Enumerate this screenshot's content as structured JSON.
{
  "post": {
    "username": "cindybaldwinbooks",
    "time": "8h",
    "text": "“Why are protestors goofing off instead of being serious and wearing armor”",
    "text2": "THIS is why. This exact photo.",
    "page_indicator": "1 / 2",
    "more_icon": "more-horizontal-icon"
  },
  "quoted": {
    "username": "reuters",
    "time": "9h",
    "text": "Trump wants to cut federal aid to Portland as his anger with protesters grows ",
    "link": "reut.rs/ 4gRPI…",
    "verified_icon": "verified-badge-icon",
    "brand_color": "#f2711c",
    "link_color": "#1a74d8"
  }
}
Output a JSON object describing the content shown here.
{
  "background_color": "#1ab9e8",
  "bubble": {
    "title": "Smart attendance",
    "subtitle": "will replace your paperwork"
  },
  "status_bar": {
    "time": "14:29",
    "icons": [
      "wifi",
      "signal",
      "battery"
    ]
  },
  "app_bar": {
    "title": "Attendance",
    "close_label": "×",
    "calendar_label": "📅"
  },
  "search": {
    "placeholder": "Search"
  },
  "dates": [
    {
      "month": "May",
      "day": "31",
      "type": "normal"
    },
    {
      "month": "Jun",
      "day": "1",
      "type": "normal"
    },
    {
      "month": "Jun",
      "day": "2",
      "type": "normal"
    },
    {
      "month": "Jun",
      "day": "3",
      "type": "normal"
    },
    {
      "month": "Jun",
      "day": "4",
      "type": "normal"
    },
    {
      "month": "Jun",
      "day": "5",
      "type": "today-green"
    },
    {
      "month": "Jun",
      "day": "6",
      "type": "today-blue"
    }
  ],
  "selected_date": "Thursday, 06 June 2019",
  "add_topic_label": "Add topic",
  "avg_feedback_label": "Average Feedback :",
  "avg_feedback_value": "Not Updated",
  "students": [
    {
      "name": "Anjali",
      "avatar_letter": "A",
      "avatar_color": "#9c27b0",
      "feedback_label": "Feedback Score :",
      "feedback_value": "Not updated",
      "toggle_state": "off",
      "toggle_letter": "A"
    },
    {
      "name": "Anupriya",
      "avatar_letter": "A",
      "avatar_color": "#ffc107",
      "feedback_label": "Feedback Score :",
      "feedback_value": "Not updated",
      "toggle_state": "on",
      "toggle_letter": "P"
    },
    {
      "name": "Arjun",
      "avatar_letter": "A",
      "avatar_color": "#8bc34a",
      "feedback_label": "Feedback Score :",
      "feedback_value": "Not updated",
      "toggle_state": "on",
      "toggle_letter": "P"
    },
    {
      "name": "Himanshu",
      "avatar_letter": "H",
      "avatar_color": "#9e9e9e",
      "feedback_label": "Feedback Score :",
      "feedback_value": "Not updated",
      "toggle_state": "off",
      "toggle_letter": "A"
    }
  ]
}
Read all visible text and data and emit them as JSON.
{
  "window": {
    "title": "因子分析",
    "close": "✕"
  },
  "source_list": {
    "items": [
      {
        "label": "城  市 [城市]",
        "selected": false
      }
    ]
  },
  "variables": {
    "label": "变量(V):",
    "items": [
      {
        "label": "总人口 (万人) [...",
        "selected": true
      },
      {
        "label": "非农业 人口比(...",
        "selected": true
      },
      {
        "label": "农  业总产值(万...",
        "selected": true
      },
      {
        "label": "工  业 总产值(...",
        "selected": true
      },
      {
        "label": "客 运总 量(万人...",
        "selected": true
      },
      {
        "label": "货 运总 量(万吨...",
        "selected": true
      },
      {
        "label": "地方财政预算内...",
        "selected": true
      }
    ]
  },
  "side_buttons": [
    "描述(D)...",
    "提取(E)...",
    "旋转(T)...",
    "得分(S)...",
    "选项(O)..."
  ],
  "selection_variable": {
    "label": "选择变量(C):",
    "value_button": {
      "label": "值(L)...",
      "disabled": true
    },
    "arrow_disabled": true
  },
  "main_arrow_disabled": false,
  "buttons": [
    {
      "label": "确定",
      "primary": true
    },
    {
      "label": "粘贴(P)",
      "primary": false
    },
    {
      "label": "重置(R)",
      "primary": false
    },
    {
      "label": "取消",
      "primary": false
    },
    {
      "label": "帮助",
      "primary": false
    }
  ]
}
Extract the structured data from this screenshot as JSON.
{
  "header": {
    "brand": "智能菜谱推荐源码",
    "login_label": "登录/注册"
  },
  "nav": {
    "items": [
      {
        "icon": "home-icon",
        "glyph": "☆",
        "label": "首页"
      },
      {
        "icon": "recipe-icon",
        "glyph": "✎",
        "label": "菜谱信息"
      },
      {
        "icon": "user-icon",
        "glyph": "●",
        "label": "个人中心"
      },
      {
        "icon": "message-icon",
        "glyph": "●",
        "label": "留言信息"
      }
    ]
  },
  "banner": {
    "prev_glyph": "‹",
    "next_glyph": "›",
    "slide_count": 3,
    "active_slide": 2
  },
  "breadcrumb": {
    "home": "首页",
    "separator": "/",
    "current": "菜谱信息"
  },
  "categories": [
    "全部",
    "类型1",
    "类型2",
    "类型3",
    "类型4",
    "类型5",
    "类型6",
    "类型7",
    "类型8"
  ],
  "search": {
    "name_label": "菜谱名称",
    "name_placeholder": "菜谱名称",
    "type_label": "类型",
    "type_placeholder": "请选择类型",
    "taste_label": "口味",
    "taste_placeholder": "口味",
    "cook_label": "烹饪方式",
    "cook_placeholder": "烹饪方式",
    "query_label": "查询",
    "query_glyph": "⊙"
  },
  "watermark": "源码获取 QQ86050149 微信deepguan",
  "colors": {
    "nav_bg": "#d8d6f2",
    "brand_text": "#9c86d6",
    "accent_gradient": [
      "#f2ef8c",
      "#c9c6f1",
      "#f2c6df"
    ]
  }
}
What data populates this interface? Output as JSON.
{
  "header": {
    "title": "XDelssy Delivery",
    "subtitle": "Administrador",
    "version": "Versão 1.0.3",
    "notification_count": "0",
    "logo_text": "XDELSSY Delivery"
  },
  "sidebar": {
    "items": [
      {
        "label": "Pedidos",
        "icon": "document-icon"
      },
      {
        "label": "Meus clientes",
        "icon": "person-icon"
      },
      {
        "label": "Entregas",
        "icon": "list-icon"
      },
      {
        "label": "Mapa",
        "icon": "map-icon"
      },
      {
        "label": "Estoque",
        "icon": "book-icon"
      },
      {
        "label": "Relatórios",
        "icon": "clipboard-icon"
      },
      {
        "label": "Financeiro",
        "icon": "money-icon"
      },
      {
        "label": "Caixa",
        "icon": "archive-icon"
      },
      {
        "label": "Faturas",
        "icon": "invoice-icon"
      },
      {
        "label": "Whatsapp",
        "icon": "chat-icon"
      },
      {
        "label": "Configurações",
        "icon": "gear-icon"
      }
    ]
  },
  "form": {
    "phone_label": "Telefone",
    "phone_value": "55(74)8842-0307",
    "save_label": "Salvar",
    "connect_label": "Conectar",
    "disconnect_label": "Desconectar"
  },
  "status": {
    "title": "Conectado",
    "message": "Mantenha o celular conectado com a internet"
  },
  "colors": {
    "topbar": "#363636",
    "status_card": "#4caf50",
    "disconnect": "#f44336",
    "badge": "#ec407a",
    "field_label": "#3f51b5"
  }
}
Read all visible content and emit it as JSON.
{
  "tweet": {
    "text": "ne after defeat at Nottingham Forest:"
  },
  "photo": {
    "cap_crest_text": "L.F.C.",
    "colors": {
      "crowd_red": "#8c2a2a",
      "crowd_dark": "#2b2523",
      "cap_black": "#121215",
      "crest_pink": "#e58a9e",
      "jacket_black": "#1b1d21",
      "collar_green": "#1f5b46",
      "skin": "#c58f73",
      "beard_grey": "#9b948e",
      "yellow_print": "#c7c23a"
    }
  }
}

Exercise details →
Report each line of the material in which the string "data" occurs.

Answer to the exercise →
Read all visible text and data and emit them as JSON.
Extract the structured data from this screenshot as JSON.
What data populates this interface? Output as JSON.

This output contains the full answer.